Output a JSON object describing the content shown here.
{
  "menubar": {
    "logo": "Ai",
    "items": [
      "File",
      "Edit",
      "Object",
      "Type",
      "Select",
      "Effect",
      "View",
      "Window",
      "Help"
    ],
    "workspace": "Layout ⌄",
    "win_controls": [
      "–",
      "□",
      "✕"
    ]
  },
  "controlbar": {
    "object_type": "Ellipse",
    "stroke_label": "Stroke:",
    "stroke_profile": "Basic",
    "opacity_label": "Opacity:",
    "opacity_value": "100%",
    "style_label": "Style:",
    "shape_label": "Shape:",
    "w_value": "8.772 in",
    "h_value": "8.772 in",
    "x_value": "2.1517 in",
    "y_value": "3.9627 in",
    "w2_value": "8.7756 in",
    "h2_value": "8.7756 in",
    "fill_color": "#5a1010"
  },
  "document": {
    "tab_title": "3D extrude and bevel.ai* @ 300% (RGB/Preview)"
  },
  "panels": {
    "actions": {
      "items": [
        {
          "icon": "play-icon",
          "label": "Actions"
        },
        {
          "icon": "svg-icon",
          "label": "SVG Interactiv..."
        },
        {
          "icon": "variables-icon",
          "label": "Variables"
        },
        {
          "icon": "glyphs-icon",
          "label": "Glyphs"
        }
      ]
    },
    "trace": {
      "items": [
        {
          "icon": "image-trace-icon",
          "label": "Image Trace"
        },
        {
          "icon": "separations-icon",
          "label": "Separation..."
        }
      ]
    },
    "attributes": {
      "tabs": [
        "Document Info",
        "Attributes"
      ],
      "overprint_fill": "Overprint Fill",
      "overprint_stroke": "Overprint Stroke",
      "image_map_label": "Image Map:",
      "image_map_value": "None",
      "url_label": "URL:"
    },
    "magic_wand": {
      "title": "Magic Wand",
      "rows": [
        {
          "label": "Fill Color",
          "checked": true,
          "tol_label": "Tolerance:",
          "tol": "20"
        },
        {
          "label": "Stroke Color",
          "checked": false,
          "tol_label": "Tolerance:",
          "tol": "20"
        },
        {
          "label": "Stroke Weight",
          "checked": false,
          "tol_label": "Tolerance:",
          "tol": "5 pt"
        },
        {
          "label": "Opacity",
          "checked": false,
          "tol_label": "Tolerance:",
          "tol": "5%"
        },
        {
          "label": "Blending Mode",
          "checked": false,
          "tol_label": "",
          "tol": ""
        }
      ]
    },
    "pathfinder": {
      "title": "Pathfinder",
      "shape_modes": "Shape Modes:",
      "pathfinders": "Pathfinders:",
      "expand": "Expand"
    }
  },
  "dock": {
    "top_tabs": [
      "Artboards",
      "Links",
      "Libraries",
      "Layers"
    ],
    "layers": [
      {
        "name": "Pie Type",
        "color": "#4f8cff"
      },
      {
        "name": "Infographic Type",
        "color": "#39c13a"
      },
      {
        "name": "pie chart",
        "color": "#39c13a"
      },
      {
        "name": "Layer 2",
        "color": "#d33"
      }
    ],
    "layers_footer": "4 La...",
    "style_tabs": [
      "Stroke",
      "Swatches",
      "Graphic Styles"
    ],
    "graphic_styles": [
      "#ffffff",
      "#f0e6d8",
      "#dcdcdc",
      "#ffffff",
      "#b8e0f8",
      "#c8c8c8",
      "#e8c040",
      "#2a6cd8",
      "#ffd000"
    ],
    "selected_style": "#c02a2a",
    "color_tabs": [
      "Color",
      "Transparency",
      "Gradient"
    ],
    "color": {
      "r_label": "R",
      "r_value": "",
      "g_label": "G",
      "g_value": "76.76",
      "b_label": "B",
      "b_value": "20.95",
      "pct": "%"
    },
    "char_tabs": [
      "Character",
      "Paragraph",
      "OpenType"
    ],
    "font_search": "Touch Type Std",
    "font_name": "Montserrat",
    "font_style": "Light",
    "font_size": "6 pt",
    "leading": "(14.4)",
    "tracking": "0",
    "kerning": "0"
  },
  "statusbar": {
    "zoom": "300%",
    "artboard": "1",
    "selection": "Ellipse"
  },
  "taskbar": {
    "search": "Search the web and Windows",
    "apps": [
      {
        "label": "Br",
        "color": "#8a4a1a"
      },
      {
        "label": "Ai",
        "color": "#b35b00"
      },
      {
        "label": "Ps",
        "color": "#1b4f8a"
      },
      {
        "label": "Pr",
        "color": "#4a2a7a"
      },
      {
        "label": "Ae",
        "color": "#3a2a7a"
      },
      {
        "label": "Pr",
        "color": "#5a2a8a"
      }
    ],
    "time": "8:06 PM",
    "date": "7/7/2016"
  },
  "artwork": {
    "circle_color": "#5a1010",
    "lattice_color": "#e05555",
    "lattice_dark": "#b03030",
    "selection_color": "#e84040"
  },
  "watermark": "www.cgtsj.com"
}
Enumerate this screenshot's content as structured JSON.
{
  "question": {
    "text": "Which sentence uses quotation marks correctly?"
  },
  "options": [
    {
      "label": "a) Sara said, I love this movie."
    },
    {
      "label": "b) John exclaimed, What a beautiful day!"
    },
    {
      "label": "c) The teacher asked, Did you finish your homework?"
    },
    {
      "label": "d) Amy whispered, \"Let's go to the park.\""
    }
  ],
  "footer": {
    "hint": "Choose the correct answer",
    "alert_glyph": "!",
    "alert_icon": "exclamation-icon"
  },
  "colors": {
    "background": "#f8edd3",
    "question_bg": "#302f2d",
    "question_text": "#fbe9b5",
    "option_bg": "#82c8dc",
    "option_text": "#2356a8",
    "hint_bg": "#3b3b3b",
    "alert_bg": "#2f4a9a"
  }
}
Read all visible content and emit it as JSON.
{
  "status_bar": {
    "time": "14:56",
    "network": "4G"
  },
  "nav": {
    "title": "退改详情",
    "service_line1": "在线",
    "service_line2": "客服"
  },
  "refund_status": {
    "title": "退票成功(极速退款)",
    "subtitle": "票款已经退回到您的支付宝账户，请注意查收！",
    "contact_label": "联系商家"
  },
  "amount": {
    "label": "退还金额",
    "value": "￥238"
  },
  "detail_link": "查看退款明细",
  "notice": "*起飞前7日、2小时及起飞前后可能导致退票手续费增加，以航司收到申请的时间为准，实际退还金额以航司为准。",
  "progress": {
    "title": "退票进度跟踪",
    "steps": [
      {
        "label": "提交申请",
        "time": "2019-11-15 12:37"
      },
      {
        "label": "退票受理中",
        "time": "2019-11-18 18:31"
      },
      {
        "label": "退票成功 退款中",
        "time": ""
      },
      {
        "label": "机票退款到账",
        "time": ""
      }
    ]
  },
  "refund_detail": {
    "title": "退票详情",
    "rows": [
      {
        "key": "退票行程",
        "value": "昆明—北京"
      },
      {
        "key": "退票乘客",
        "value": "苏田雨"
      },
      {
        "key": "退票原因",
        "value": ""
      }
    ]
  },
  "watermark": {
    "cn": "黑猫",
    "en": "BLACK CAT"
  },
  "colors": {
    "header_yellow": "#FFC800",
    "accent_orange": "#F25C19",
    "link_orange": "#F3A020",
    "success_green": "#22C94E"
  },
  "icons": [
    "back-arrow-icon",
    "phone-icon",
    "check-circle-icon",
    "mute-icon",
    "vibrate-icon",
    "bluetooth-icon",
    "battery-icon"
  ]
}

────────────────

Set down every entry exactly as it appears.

Output a JSON object describing the content shown here.
{
  "menubar": {
    "logo": "Ai",
    "items": [
      "File",
      "Edit",
      "Object",
      "Type",
      "Select",
      "Effect",
      "View",
      "Window",
      "Help"
    ],
    "workspace": "Layout ⌄",
    "win_controls": [
      "–",
      "□",
      "✕"
    ]
  },
  "controlbar": {
    "object_type": "Ellipse",
    "stroke_label": "Stroke:",
    "stroke_profile": "Basic",
    "opacity_label": "Opacity:",
    "opacity_value": "100%",
    "style_label": "Style:",
    "shape_label": "Shape:",
    "w_value": "8.772 in",
    "h_value": "8.772 in",
    "x_value": "2.1517 in",
    "y_value": "3.9627 in",
    "w2_value": "8.7756 in",
    "h2_value": "8.7756 in",
    "fill_color": "#5a1010"
  },
  "document": {
    "tab_title": "3D extrude and bevel.ai* @ 300% (RGB/Preview)"
  },
  "panels": {
    "actions": {
      "items": [
        {
          "icon": "play-icon",
          "label": "Actions"
        },
        {
          "icon": "svg-icon",
          "label": "SVG Interactiv..."
        },
        {
          "icon": "variables-icon",
          "label": "Variables"
        },
        {
          "icon": "glyphs-icon",
          "label": "Glyphs"
        }
      ]
    },
    "trace": {
      "items": [
        {
          "icon": "image-trace-icon",
          "label": "Image Trace"
        },
        {
          "icon": "separations-icon",
          "label": "Separation..."
        }
      ]
    },
    "attributes": {
      "tabs": [
        "Document Info",
        "Attributes"
      ],
      "overprint_fill": "Overprint Fill",
      "overprint_stroke": "Overprint Stroke",
      "image_map_label": "Image Map:",
      "image_map_value": "None",
      "url_label": "URL:"
    },
    "magic_wand": {
      "title": "Magic Wand",
      "rows": [
        {
          "label": "Fill Color",
          "checked": true,
          "tol_label": "Tolerance:",
          "tol": "20"
        },
        {
          "label": "Stroke Color",
          "checked": false,
          "tol_label": "Tolerance:",
          "tol": "20"
        },
        {
          "label": "Stroke Weight",
          "checked": false,
          "tol_label": "Tolerance:",
          "tol": "5 pt"
        },
        {
          "label": "Opacity",
          "checked": false,
          "tol_label": "Tolerance:",
          "tol": "5%"
        },
        {
          "label": "Blending Mode",
          "checked": false,
          "tol_label": "",
          "tol": ""
        }
      ]
    },
    "pathfinder": {
      "title": "Pathfinder",
      "shape_modes": "Shape Modes:",
      "pathfinders": "Pathfinders:",
      "expand": "Expand"
    }
  },
  "dock": {
    "top_tabs": [
      "Artboards",
      "Links",
      "Libraries",
      "Layers"
    ],
    "layers": [
      {
        "name": "Pie Type",
        "color": "#4f8cff"
      },
      {
        "name": "Infographic Type",
        "color": "#39c13a"
      },
      {
        "name": "pie chart",
        "color": "#39c13a"
      },
      {
        "name": "Layer 2",
        "color": "#d33"
      }
    ],
    "layers_footer": "4 La...",
    "style_tabs": [
      "Stroke",
      "Swatches",
      "Graphic Styles"
    ],
    "graphic_styles": [
      "#ffffff",
      "#f0e6d8",
      "#dcdcdc",
      "#ffffff",
      "#b8e0f8",
      "#c8c8c8",
      "#e8c040",
      "#2a6cd8",
      "#ffd000"
    ],
    "selected_style": "#c02a2a",
    "color_tabs": [
      "Color",
      "Transparency",
      "Gradient"
    ],
    "color": {
      "r_label": "R",
      "r_value": "",
      "g_label": "G",
      "g_value": "76.76",
      "b_label": "B",
      "b_value": "20.95",
      "pct": "%"
    },
    "char_tabs": [
      "Character",
      "Paragraph",
      "OpenType"
    ],
    "font_search": "Touch Type Std",
    "font_name": "Montserrat",
    "font_style": "Light",
    "font_size": "6 pt",
    "leading": "(14.4)",
    "tracking": "0",
    "kerning": "0"
  },
  "statusbar": {
    "zoom": "300%",
    "artboard": "1",
    "selection": "Ellipse"
  },
  "taskbar": {
    "search": "Search the web and Windows",
    "apps": [
      {
        "label": "Br",
        "color": "#8a4a1a"
      },
      {
        "label": "Ai",
        "color": "#b35b00"
      },
      {
        "label": "Ps",
        "color": "#1b4f8a"
      },
      {
        "label": "Pr",
        "color": "#4a2a7a"
      },
      {
        "label": "Ae",
        "color": "#3a2a7a"
      },
      {
        "label": "Pr",
        "color": "#5a2a8a"
      }
    ],
    "time": "8:06 PM",
    "date": "7/7/2016"
  },
  "artwork": {
    "circle_color": "#5a1010",
    "lattice_color": "#e05555",
    "lattice_dark": "#b03030",
    "selection_color": "#e84040"
  },
  "watermark": "www.cgtsj.com"
}
Enumerate this screenshot's content as structured JSON.
{
  "question": {
    "text": "Which sentence uses quotation marks correctly?"
  },
  "options": [
    {
      "label": "a) Sara said, I love this movie."
    },
    {
      "label": "b) John exclaimed, What a beautiful day!"
    },
    {
      "label": "c) The teacher asked, Did you finish your homework?"
    },
    {
      "label": "d) Amy whispered, \"Let's go to the park.\""
    }
  ],
  "footer": {
    "hint": "Choose the correct answer",
    "alert_glyph": "!",
    "alert_icon": "exclamation-icon"
  },
  "colors": {
    "background": "#f8edd3",
    "question_bg": "#302f2d",
    "question_text": "#fbe9b5",
    "option_bg": "#82c8dc",
    "option_text": "#2356a8",
    "hint_bg": "#3b3b3b",
    "alert_bg": "#2f4a9a"
  }
}
Read all visible content and emit it as JSON.
{
  "status_bar": {
    "time": "14:56",
    "network": "4G"
  },
  "nav": {
    "title": "退改详情",
    "service_line1": "在线",
    "service_line2": "客服"
  },
  "refund_status": {
    "title": "退票成功(极速退款)",
    "subtitle": "票款已经退回到您的支付宝账户，请注意查收！",
    "contact_label": "联系商家"
  },
  "amount": {
    "label": "退还金额",
    "value": "￥238"
  },
  "detail_link": "查看退款明细",
  "notice": "*起飞前7日、2小时及起飞前后可能导致退票手续费增加，以航司收到申请的时间为准，实际退还金额以航司为准。",
  "progress": {
    "title": "退票进度跟踪",
    "steps": [
      {
        "label": "提交申请",
        "time": "2019-11-15 12:37"
      },
      {
        "label": "退票受理中",
        "time": "2019-11-18 18:31"
      },
      {
        "label": "退票成功 退款中",
        "time": ""
      },
      {
        "label": "机票退款到账",
        "time": ""
      }
    ]
  },
  "refund_detail": {
    "title": "退票详情",
    "rows": [
      {
        "key": "退票行程",
        "value": "昆明—北京"
      },
      {
        "key": "退票乘客",
        "value": "苏田雨"
      },
      {
        "key": "退票原因",
        "value": ""
      }
    ]
  },
  "watermark": {
    "cn": "黑猫",
    "en": "BLACK CAT"
  },
  "colors": {
    "header_yellow": "#FFC800",
    "accent_orange": "#F25C19",
    "link_orange": "#F3A020",
    "success_green": "#22C94E"
  },
  "icons": [
    "back-arrow-icon",
    "phone-icon",
    "check-circle-icon",
    "mute-icon",
    "vibrate-icon",
    "bluetooth-icon",
    "battery-icon"
  ]
}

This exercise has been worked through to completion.